**SOURCE MATERIAL:**
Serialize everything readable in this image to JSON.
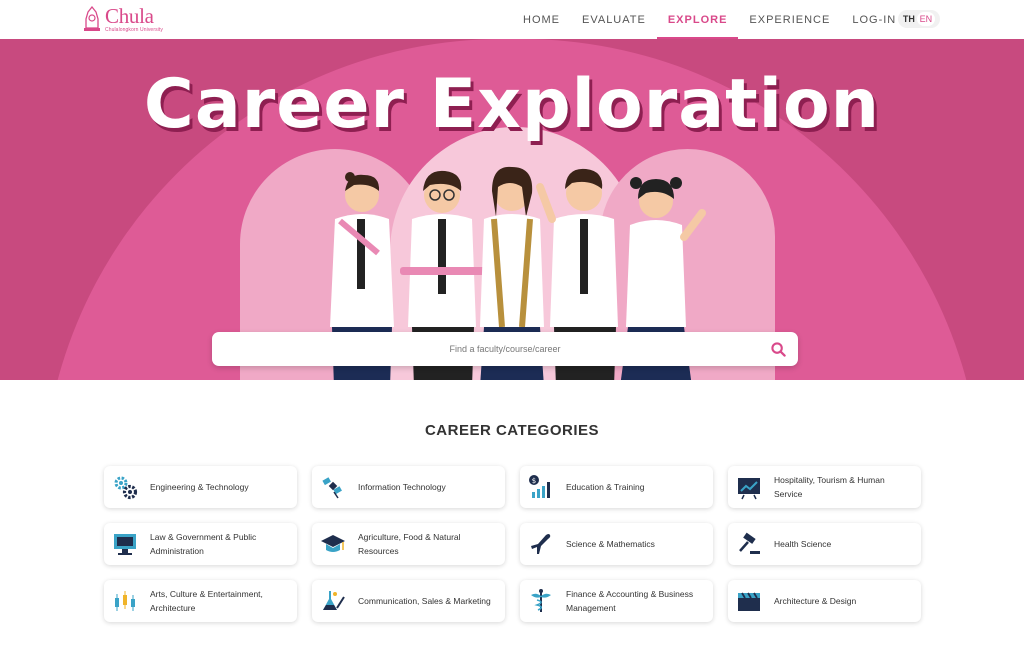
{
  "brand": {
    "name": "Chula",
    "subtitle": "Chulalongkorn University"
  },
  "nav": {
    "items": [
      "HOME",
      "EVALUATE",
      "EXPLORE",
      "EXPERIENCE",
      "LOG-IN"
    ],
    "active": "EXPLORE"
  },
  "lang": {
    "th": "TH",
    "en": "EN"
  },
  "hero": {
    "title": "Career Exploration"
  },
  "search": {
    "placeholder": "Find a faculty/course/career"
  },
  "categories": {
    "title": "CAREER CATEGORIES",
    "items": [
      {
        "label": "Engineering & Technology",
        "icon": "gears-icon"
      },
      {
        "label": "Information Technology",
        "icon": "satellite-icon"
      },
      {
        "label": "Education & Training",
        "icon": "bar-chart-icon"
      },
      {
        "label": "Hospitality, Tourism & Human Service",
        "icon": "presentation-icon"
      },
      {
        "label": "Law & Government & Public Administration",
        "icon": "monitor-icon"
      },
      {
        "label": "Agriculture, Food & Natural Resources",
        "icon": "graduation-cap-icon"
      },
      {
        "label": "Science & Mathematics",
        "icon": "airplane-icon"
      },
      {
        "label": "Health Science",
        "icon": "gavel-icon"
      },
      {
        "label": "Arts, Culture & Entertainment, Architecture",
        "icon": "candlestick-icon"
      },
      {
        "label": "Communication, Sales & Marketing",
        "icon": "lab-flask-icon"
      },
      {
        "label": "Finance & Accounting & Business Management",
        "icon": "caduceus-icon"
      },
      {
        "label": "Architecture & Design",
        "icon": "clapperboard-icon"
      }
    ]
  },
  "colors": {
    "brand": "#d9498a",
    "hero_dark": "#c84a7f",
    "hero_light": "#de5b96"
  }
}
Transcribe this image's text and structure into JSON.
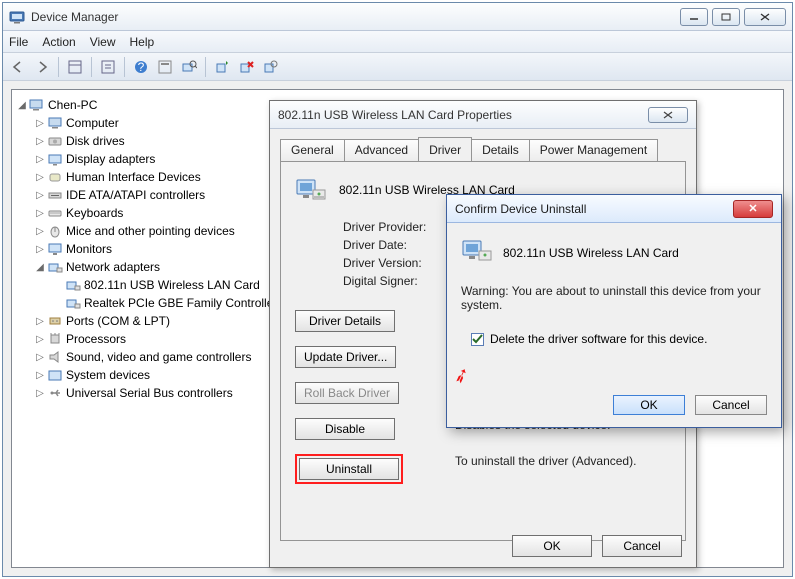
{
  "window": {
    "title": "Device Manager"
  },
  "menu": {
    "file": "File",
    "action": "Action",
    "view": "View",
    "help": "Help"
  },
  "tree": {
    "root": "Chen-PC",
    "items": [
      "Computer",
      "Disk drives",
      "Display adapters",
      "Human Interface Devices",
      "IDE ATA/ATAPI controllers",
      "Keyboards",
      "Mice and other pointing devices",
      "Monitors",
      "Network adapters",
      "Ports (COM & LPT)",
      "Processors",
      "Sound, video and game controllers",
      "System devices",
      "Universal Serial Bus controllers"
    ],
    "net_children": [
      "802.11n USB Wireless LAN Card",
      "Realtek PCIe GBE Family Controlle"
    ]
  },
  "props": {
    "title": "802.11n USB Wireless LAN Card Properties",
    "tabs": {
      "general": "General",
      "advanced": "Advanced",
      "driver": "Driver",
      "details": "Details",
      "power": "Power Management"
    },
    "dev_name": "802.11n USB Wireless LAN Card",
    "fields": {
      "provider": "Driver Provider:",
      "date": "Driver Date:",
      "version": "Driver Version:",
      "signer": "Digital Signer:"
    },
    "buttons": {
      "details": "Driver Details",
      "update": "Update Driver...",
      "rollback": "Roll Back Driver",
      "disable": "Disable",
      "uninstall": "Uninstall"
    },
    "desc": {
      "disable": "Disables the selected device.",
      "uninstall": "To uninstall the driver (Advanced)."
    },
    "foot": {
      "ok": "OK",
      "cancel": "Cancel"
    }
  },
  "confirm": {
    "title": "Confirm Device Uninstall",
    "dev": "802.11n USB Wireless LAN Card",
    "warn": "Warning: You are about to uninstall this device from your system.",
    "chk": "Delete the driver software for this device.",
    "ok": "OK",
    "cancel": "Cancel"
  }
}
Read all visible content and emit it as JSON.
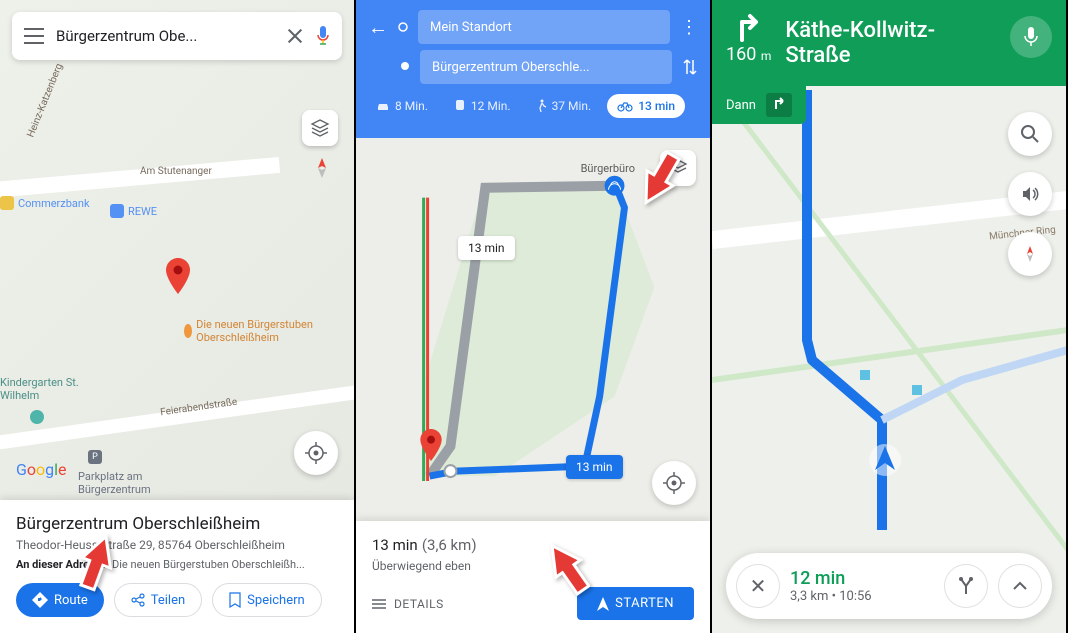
{
  "panel1": {
    "search_text": "Bürgerzentrum Obe...",
    "pois": {
      "commerzbank": "Commerzbank",
      "rewe": "REWE",
      "kindergarten": "Kindergarten St. Wilhelm",
      "parkplatz": "Parkplatz am Bürgerzentrum",
      "restaurant": "Die neuen Bürgerstuben Oberschleißheim"
    },
    "roads": {
      "katzenberg": "Heinz-Katzenberg",
      "stutenanger": "Am Stutenanger",
      "feierabend": "Feierabendstraße"
    },
    "google": "Google",
    "card_title": "Bürgerzentrum Oberschleißheim",
    "card_address": "Theodor-Heuss-Straße 29, 85764 Oberschleißheim",
    "card_note_prefix": "An dieser Adresse:",
    "card_note_text": " Die neuen Bürgerstuben Oberschleißh...",
    "btn_route": "Route",
    "btn_share": "Teilen",
    "btn_save": "Speichern"
  },
  "panel2": {
    "from": "Mein Standort",
    "to": "Bürgerzentrum Oberschle...",
    "mode_car": "8 Min.",
    "mode_transit": "12 Min.",
    "mode_walk": "37 Min.",
    "mode_bike": "13 min",
    "bubble_time": "13 min",
    "bubble_time2": "13 min",
    "burger_label": "Bürgerbüro",
    "summary_time": "13 min",
    "summary_dist": "(3,6 km)",
    "terrain": "Überwiegend eben",
    "details": "DETAILS",
    "start": "STARTEN"
  },
  "panel3": {
    "distance": "160",
    "distance_unit": "m",
    "street": "Käthe-Kollwitz-Straße",
    "then": "Dann",
    "road_label": "Münchner Ring",
    "eta": "12 min",
    "sub_dist": "3,3 km",
    "sub_time": "10:56"
  }
}
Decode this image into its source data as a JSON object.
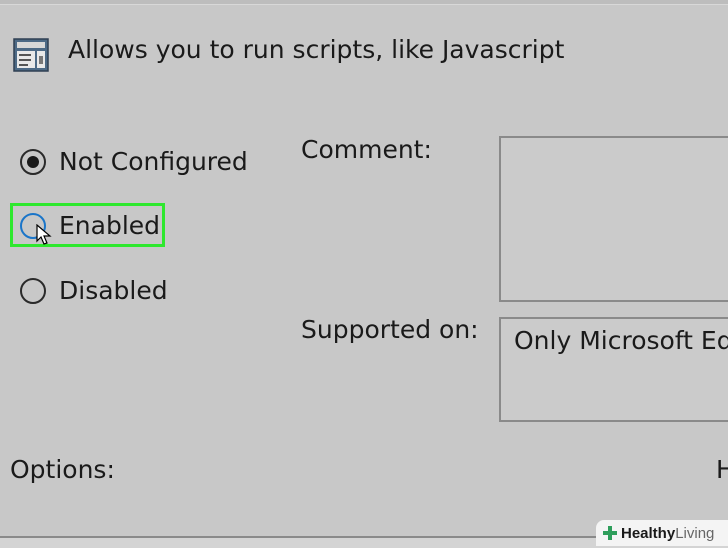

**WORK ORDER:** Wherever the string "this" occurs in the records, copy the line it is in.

**COMPLETED EXERCISE:**
Serialize everything readable in this image to JSON.
Transcribe this image's text and structure into JSON.
    "warn": "Warning: You are about to uninstall this device from your system.",
    "chk": "Delete the driver software for this device.",
Decode this image into its source data as a JSON object.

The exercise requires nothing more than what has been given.